> _TASK DIRECTIONS_: Read the listing below and copy out each line where the word "trabalho" occurs.

> _RECORDS FOR THE EXERCISE_:
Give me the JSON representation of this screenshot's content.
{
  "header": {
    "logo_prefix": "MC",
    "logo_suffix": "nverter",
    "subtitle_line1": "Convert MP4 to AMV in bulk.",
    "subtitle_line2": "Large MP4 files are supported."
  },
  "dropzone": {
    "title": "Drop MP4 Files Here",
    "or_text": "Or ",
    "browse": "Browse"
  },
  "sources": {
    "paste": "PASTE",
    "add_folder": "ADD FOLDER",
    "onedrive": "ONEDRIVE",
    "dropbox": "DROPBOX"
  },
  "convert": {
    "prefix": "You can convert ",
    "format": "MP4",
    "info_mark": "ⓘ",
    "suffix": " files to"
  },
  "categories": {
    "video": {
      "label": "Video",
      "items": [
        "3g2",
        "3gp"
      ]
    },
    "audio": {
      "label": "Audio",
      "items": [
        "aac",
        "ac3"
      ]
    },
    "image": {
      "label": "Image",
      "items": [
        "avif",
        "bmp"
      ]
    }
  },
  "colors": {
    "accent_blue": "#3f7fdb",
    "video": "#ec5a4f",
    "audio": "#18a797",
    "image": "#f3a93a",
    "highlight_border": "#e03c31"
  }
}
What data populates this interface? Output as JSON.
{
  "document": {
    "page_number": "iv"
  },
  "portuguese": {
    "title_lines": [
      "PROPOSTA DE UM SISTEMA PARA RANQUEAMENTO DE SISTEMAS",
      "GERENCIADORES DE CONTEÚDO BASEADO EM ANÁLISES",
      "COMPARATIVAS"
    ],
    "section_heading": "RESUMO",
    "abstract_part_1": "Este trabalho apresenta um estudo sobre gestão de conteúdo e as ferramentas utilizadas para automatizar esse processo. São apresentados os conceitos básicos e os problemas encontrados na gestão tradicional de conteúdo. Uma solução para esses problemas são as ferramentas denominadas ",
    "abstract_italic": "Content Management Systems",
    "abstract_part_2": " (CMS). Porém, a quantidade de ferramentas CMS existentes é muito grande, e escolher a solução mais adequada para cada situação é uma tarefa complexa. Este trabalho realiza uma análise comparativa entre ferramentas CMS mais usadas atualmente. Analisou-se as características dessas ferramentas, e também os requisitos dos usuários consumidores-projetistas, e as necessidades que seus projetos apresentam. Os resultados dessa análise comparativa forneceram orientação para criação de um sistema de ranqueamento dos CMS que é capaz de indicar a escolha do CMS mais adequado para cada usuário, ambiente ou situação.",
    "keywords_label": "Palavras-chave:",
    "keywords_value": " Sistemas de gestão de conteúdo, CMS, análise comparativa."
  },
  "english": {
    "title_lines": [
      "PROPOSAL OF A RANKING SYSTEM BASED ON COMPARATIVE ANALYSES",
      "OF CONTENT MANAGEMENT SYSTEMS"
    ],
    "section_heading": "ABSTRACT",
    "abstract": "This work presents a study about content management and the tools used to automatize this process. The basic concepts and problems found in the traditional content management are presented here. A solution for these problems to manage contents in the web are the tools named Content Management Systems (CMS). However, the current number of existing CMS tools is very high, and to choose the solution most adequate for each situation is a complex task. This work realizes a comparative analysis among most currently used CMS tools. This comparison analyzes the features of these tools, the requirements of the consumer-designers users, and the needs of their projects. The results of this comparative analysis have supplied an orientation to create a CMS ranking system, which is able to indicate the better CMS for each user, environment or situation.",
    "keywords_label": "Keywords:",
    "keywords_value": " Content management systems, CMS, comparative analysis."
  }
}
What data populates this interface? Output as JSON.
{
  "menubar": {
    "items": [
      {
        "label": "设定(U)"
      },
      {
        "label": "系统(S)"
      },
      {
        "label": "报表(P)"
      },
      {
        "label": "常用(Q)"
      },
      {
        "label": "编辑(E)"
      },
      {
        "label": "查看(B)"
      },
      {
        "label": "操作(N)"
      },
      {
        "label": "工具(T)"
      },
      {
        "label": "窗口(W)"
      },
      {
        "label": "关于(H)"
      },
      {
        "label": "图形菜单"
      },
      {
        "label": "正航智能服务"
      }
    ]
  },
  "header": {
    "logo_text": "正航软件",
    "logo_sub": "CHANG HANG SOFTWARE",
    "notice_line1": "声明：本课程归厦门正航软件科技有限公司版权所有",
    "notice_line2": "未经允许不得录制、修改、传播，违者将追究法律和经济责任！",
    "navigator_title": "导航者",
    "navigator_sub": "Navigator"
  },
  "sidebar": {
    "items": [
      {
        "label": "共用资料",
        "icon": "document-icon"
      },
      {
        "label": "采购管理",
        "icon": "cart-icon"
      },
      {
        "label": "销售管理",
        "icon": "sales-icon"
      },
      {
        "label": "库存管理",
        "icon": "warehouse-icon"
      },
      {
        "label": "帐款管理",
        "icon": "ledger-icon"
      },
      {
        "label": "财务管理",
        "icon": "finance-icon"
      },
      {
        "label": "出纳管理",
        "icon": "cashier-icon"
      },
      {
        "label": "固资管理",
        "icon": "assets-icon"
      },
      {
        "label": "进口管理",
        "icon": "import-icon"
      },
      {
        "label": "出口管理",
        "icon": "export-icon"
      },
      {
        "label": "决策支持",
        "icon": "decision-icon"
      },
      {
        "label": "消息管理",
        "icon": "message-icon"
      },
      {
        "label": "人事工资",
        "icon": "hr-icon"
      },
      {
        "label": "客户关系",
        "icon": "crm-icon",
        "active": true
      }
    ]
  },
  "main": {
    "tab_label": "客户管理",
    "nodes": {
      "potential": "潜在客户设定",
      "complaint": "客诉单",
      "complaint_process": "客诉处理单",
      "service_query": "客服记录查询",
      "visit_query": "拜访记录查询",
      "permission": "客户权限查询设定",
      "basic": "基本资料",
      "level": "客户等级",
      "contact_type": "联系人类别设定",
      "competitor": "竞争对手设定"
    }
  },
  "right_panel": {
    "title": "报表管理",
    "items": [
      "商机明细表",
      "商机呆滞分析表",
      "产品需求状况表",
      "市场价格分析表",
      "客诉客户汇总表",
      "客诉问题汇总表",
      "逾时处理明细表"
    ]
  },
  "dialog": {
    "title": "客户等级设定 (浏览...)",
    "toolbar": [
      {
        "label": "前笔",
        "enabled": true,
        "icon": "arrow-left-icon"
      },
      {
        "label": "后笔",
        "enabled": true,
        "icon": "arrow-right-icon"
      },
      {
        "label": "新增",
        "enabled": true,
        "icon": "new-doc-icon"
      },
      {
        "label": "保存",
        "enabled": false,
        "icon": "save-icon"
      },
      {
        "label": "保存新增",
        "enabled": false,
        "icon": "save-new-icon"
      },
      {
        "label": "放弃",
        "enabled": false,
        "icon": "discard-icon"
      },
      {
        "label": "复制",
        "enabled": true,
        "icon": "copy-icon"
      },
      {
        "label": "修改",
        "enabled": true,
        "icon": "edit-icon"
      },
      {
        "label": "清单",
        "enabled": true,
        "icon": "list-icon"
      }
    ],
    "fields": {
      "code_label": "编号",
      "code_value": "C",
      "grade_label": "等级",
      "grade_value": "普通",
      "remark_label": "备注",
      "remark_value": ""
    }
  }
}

> _SOLUTION_:
    "abstract_part_1": "Este trabalho apresenta um estudo sobre gestão de conteúdo e as ferramentas utilizadas para automatizar esse processo. São apresentados os conceitos básicos e os problemas encontrados na gestão tradicional de conteúdo. Uma solução para esses problemas são as ferramentas denominadas ",
    "abstract_part_2": " (CMS). Porém, a quantidade de ferramentas CMS existentes é muito grande, e escolher a solução mais adequada para cada situação é uma tarefa complexa. Este trabalho realiza uma análise comparativa entre ferramentas CMS mais usadas atualmente. Analisou-se as características dessas ferramentas, e também os requisitos dos usuários consumidores-projetistas, e as necessidades que seus projetos apresentam. Os resultados dessa análise comparativa forneceram orientação para criação de um sistema de ranqueamento dos CMS que é capaz de indicar a escolha do CMS mais adequado para cada usuário, ambiente ou situação.",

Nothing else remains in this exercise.